Let’s Get to Work: Practical Ways for Writers and Teachers to Get Involved Right Now
A list of organizations for anyone who wants to volunteer and take action
If you enjoy reading Electric Literature, join our mailing list! We’ll send you the best of EL each week, and you’ll be the first to know about upcoming submissions periods and virtual events.
In the wake of Donald Trump’s election to the presidency, communities which have in various ways long been at risk, including women, POC, Muslims, LGTBQ, immigrants, and the undocumented, are now facing the prospect of even greater disenfranchisement and vulnerability. The role of writers, editors, translators, teachers, journalists — whose task is to educate, to speak, listen, and bear witness, and to help raise the voice of others — will continue to be emphatically important. However, if you belong to any of those categories and are looking for additional ways in which you can practically and constructively participate, then the list we’ve compiled below is for you.
The organizations we have highlighted need writers/editors/teachers/ translators/others to volunteer. If you know of any comparable organizations that we might have missed, please mention them in the comments below. We will periodically update this page with new information.
New York Cares
New York Cares is looking for writers and others to help low-income high school students and their families fill out FAFSA (Free Application for Federal Student Aid) applications to ensure they can afford college (no prior financial aid application experience is necessary, they provide training).
They are additionally looking for volunteer writers to help vulnerable high school seniors in New York write and prepare college applications.
East Harlem Tutorial Program
The East Harlem Tutorial Program will similarly be looking for writer-mentors to help see high school seniors through each step of the college application process. The application for the next round will open again in February 2017.
They are also looking for volunteer tutors to help middle and high school students in English, History, and a number of other subjects.
TheDream.Us is an organization which works to help undocumented immigrant youth — who have no access to federal aid, and limited state-aid access — gain college degrees. Right now they are looking for National Selection Committee Members to read and score applicant essays.
Girls Write Now
A mentorship program pairing high school girls in NYC one-on-one with women writers or digital media professionals from every discipline, Girls Write Now will soon be looking for mentor applications from women in either profession for their September 2017 — June 2018 programs. Keep an eye out for the application here, and read more here. And look out for other ways you can get involved with them here.
Similar to Girls Write Now but based in L.A., WriteGirl is seeking volunteer mentor-writers (women or men) on a rolling basis to work with teen girls at schools throughout Los Angeles County. Their next training session begins Spring 2017.
Arab-American Family Support Center

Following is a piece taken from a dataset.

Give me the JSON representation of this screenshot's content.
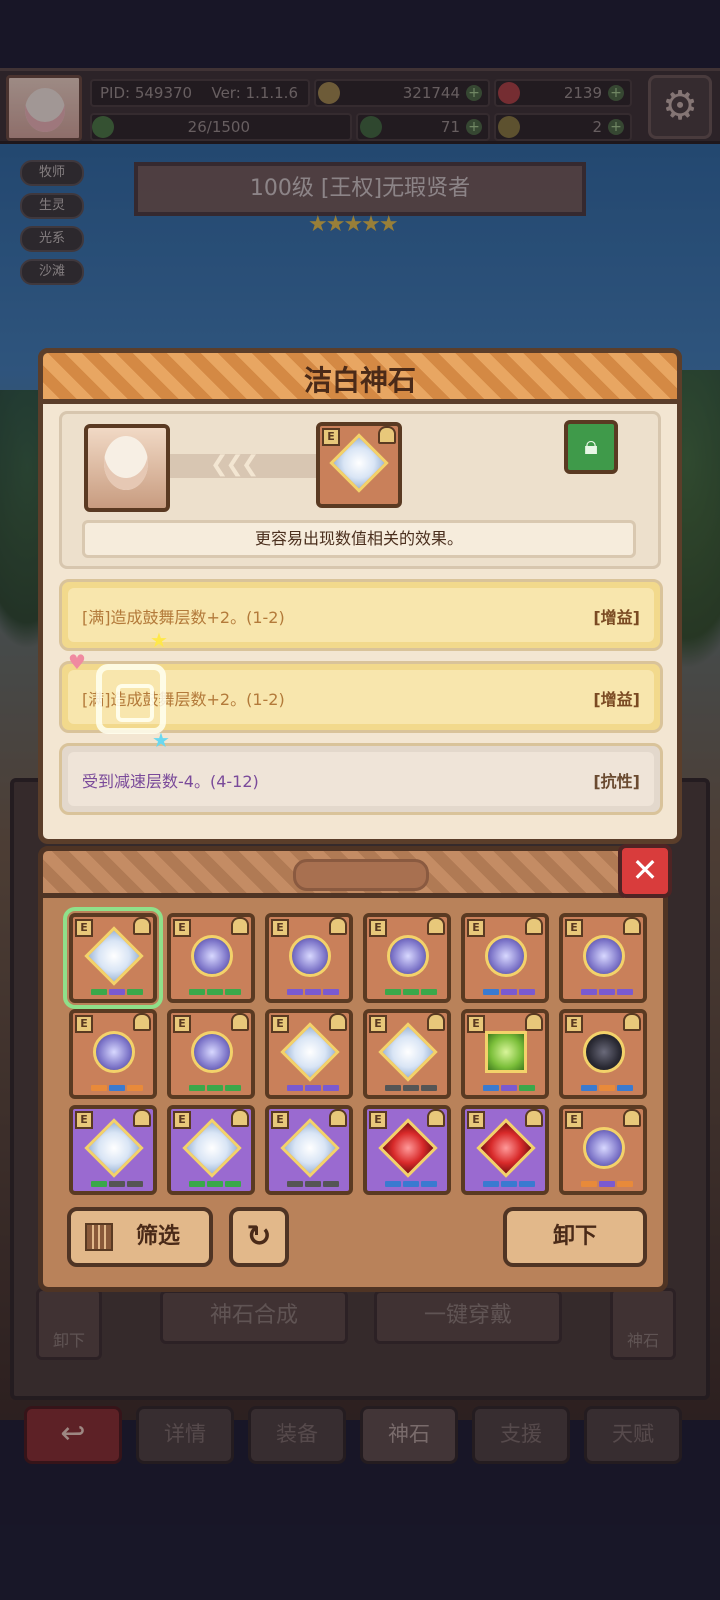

The Arab-American Family Support Center provides services to members of Arab, Middle-Eastern, Muslim and South Asian immigrant communities throughout New York’s five boroughs. Right now they are seeking tutors for their children’s after-school program, conversation partners for ESL students, and volunteers to help adult students study for their citizenship exam.

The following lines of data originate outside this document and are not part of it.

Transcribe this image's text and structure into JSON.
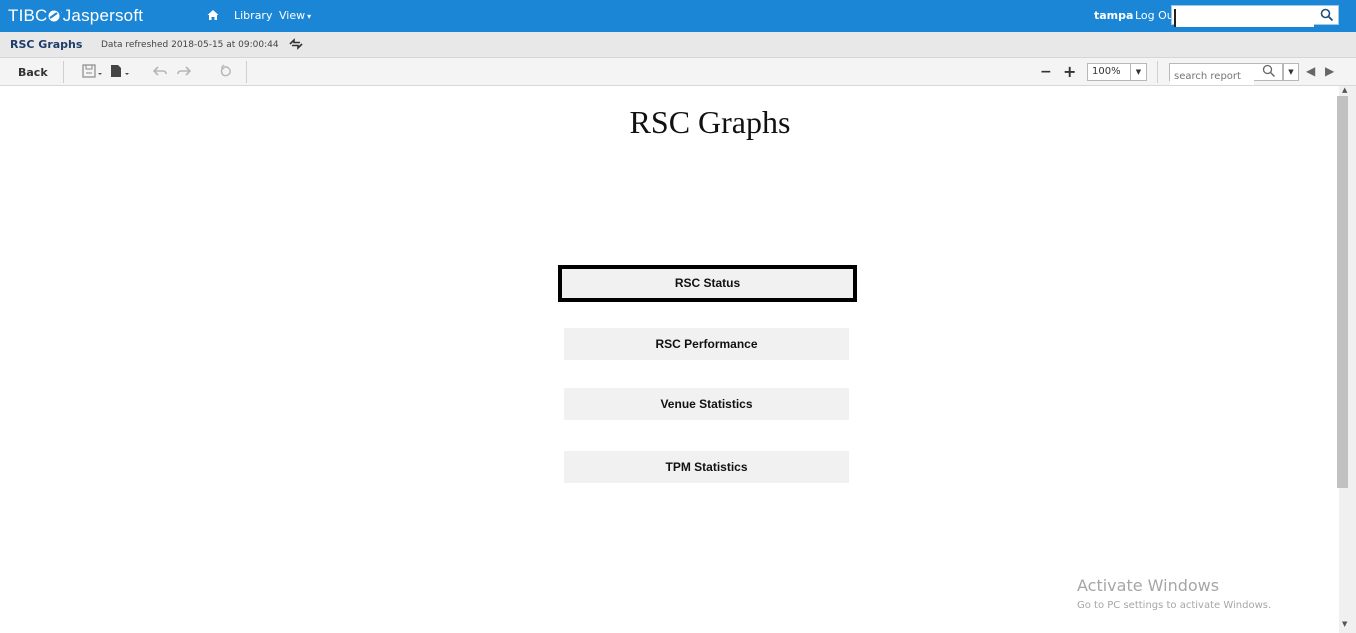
{
  "app": {
    "logo_text": "TIBCO Jaspersoft",
    "logo_part1": "TIBC",
    "logo_part2": "Jaspersoft",
    "brand_color": "#1b86d6"
  },
  "nav": {
    "home_icon": "home-icon",
    "library_label": "Library",
    "view_label": "View",
    "user": "tampa",
    "logout_label": "Log Out",
    "search_value": "",
    "search_icon": "search-icon"
  },
  "titlebar": {
    "report_title": "RSC Graphs",
    "refresh_text": "Data refreshed 2018-05-15 at 09:00:44",
    "refresh_icon": "refresh-icon"
  },
  "toolbar": {
    "back_label": "Back",
    "save_icon": "save-icon",
    "export_icon": "export-icon",
    "undo_icon": "undo-icon",
    "redo_icon": "redo-icon",
    "undo_all_icon": "undo-all-icon",
    "zoom_out_label": "−",
    "zoom_in_label": "+",
    "zoom_value": "100%",
    "search_placeholder": "search report",
    "prev_label": "◀",
    "next_label": "▶"
  },
  "report": {
    "heading": "RSC Graphs",
    "buttons": [
      "RSC Status",
      "RSC Performance",
      "Venue Statistics",
      "TPM Statistics"
    ]
  },
  "watermark": {
    "line1": "Activate Windows",
    "line2": "Go to PC settings to activate Windows."
  }
}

Based in Brooklyn and Liberia, Imani House has a number of programs specifically aimed at assisting and empowering “marginalized youth, families, and immigrants.” They are looking for volunteer educators to teach adult literacy, ESOL, and GED courses.
Immigration Equality, an LGBTQ Immigrant Rights organization based in NYC, is currently looking for translators to help pro bono attorneys speak with clients in their native language, to complete asylum applications, and in the courtroom. If you are fluent in a second language, you could be of help.
Sylvia Rivera Law Project
Based in New York, the Sylvia Rivera Law Project, an organization assisting and advocating for “low-income people and people of color who are transgender, intersex, or gender non-conforming” is looking for volunteer translators, researchers, writers, and editors.
The L.A. chapter of CARECEN, which among other things provides education, advocacy and low-cost immigration legal services, is looking for volunteers very soon to help proofread and review college applications from high school seniors. They are also looking for English instructors, research volunteers, and volunteer translators.
The New York chapter of the Central American Refugee Center is looking for ESL classroom assistants and Spanish interpreters.
Meanwhile, in D.C., the CARECEN Latino Resource and Justice Center, needs volunteers to help immigrants fill out citizenship applications, teach classes to help students prepare for the citizenship interview and exam, teach ESL, and serve as mock interviewers for students.
PEN America, an organization seeking to protect and advocate for free expression and the human rights of writers, has active employment opportunities and internships in a number of different categories. Check them out here.
With chapters in Boston, New York, D.C., Michigan, Chicago, L.A., and Valencia (and in Seattle as The Greater Seattle Bureau of Fearless Ideas), 826 and their related organizations offer programs that “provide under-resourced students, ages 6–18, with opportunities to explore their creativity and improve their writing skills,” and helps “teachers get their classes excited about writing.” They have volunteer openings and employment opportunities in a number of categories.
Free Arts NYC
Free Arts NYC aims at providing arts-based mentoring to underserved youth, from pre-K all the way up through high school. They will once again be looking for volunteers beginning in January 2017.
And once again, if you know of any comparable organizations that we might have missed, please mention them in the comments below.